Stored items from a collection
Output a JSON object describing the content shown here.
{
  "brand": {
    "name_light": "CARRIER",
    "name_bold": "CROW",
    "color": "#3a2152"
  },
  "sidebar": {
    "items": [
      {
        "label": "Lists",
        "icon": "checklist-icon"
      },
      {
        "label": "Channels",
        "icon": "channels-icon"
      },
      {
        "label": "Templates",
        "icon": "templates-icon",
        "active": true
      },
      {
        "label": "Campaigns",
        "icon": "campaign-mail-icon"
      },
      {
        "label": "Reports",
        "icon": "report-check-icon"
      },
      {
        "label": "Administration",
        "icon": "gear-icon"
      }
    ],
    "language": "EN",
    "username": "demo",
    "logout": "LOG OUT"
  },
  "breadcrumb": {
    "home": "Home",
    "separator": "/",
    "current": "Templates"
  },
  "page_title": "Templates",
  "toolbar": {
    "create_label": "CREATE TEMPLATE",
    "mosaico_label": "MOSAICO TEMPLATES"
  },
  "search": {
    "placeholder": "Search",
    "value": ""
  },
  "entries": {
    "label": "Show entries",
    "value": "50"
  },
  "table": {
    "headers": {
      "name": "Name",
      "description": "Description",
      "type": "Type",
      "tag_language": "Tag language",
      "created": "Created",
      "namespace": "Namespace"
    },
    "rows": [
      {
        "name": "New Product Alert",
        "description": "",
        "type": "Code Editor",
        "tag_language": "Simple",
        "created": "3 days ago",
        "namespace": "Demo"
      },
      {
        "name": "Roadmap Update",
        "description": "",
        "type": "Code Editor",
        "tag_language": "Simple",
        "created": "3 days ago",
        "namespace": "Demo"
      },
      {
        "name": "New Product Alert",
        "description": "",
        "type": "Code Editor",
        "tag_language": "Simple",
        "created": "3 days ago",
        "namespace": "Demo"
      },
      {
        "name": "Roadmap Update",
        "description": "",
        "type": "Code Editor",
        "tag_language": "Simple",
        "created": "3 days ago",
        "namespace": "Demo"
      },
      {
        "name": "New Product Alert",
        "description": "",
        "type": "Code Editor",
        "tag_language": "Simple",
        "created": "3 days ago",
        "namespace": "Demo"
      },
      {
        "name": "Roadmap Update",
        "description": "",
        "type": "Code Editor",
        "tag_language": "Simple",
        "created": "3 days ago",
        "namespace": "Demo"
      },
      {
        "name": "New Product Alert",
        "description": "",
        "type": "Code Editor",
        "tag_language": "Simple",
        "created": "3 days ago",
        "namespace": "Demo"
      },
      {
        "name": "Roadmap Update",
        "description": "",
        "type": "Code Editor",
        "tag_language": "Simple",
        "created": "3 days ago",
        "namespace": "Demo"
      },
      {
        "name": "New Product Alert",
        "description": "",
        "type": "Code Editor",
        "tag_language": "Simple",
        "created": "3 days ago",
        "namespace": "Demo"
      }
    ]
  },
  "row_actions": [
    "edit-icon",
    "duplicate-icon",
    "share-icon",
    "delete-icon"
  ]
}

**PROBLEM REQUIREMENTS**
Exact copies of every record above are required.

**OUTPUT OF THE TASK**
Output a JSON object describing the content shown here.
{
  "brand": {
    "name_light": "CARRIER",
    "name_bold": "CROW",
    "color": "#3a2152"
  },
  "sidebar": {
    "items": [
      {
        "label": "Lists",
        "icon": "checklist-icon"
      },
      {
        "label": "Channels",
        "icon": "channels-icon"
      },
      {
        "label": "Templates",
        "icon": "templates-icon",
        "active": true
      },
      {
        "label": "Campaigns",
        "icon": "campaign-mail-icon"
      },
      {
        "label": "Reports",
        "icon": "report-check-icon"
      },
      {
        "label": "Administration",
        "icon": "gear-icon"
      }
    ],
    "language": "EN",
    "username": "demo",
    "logout": "LOG OUT"
  },
  "breadcrumb": {
    "home": "Home",
    "separator": "/",
    "current": "Templates"
  },
  "page_title": "Templates",
  "toolbar": {
    "create_label": "CREATE TEMPLATE",
    "mosaico_label": "MOSAICO TEMPLATES"
  },
  "search": {
    "placeholder": "Search",
    "value": ""
  },
  "entries": {
    "label": "Show entries",
    "value": "50"
  },
  "table": {
    "headers": {
      "name": "Name",
      "description": "Description",
      "type": "Type",
      "tag_language": "Tag language",
      "created": "Created",
      "namespace": "Namespace"
    },
    "rows": [
      {
        "name": "New Product Alert",
        "description": "",
        "type": "Code Editor",
        "tag_language": "Simple",
        "created": "3 days ago",
        "namespace": "Demo"
      },
      {
        "name": "Roadmap Update",
        "description": "",
        "type": "Code Editor",
        "tag_language": "Simple",
        "created": "3 days ago",
        "namespace": "Demo"
      },
      {
        "name": "New Product Alert",
        "description": "",
        "type": "Code Editor",
        "tag_language": "Simple",
        "created": "3 days ago",
        "namespace": "Demo"
      },
      {
        "name": "Roadmap Update",
        "description": "",
        "type": "Code Editor",
        "tag_language": "Simple",
        "created": "3 days ago",
        "namespace": "Demo"
      },
      {
        "name": "New Product Alert",
        "description": "",
        "type": "Code Editor",
        "tag_language": "Simple",
        "created": "3 days ago",
        "namespace": "Demo"
      },
      {
        "name": "Roadmap Update",
        "description": "",
        "type": "Code Editor",
        "tag_language": "Simple",
        "created": "3 days ago",
        "namespace": "Demo"
      },
      {
        "name": "New Product Alert",
        "description": "",
        "type": "Code Editor",
        "tag_language": "Simple",
        "created": "3 days ago",
        "namespace": "Demo"
      },
      {
        "name": "Roadmap Update",
        "description": "",
        "type": "Code Editor",
        "tag_language": "Simple",
        "created": "3 days ago",
        "namespace": "Demo"
      },
      {
        "name": "New Product Alert",
        "description": "",
        "type": "Code Editor",
        "tag_language": "Simple",
        "created": "3 days ago",
        "namespace": "Demo"
      }
    ]
  },
  "row_actions": [
    "edit-icon",
    "duplicate-icon",
    "share-icon",
    "delete-icon"
  ]
}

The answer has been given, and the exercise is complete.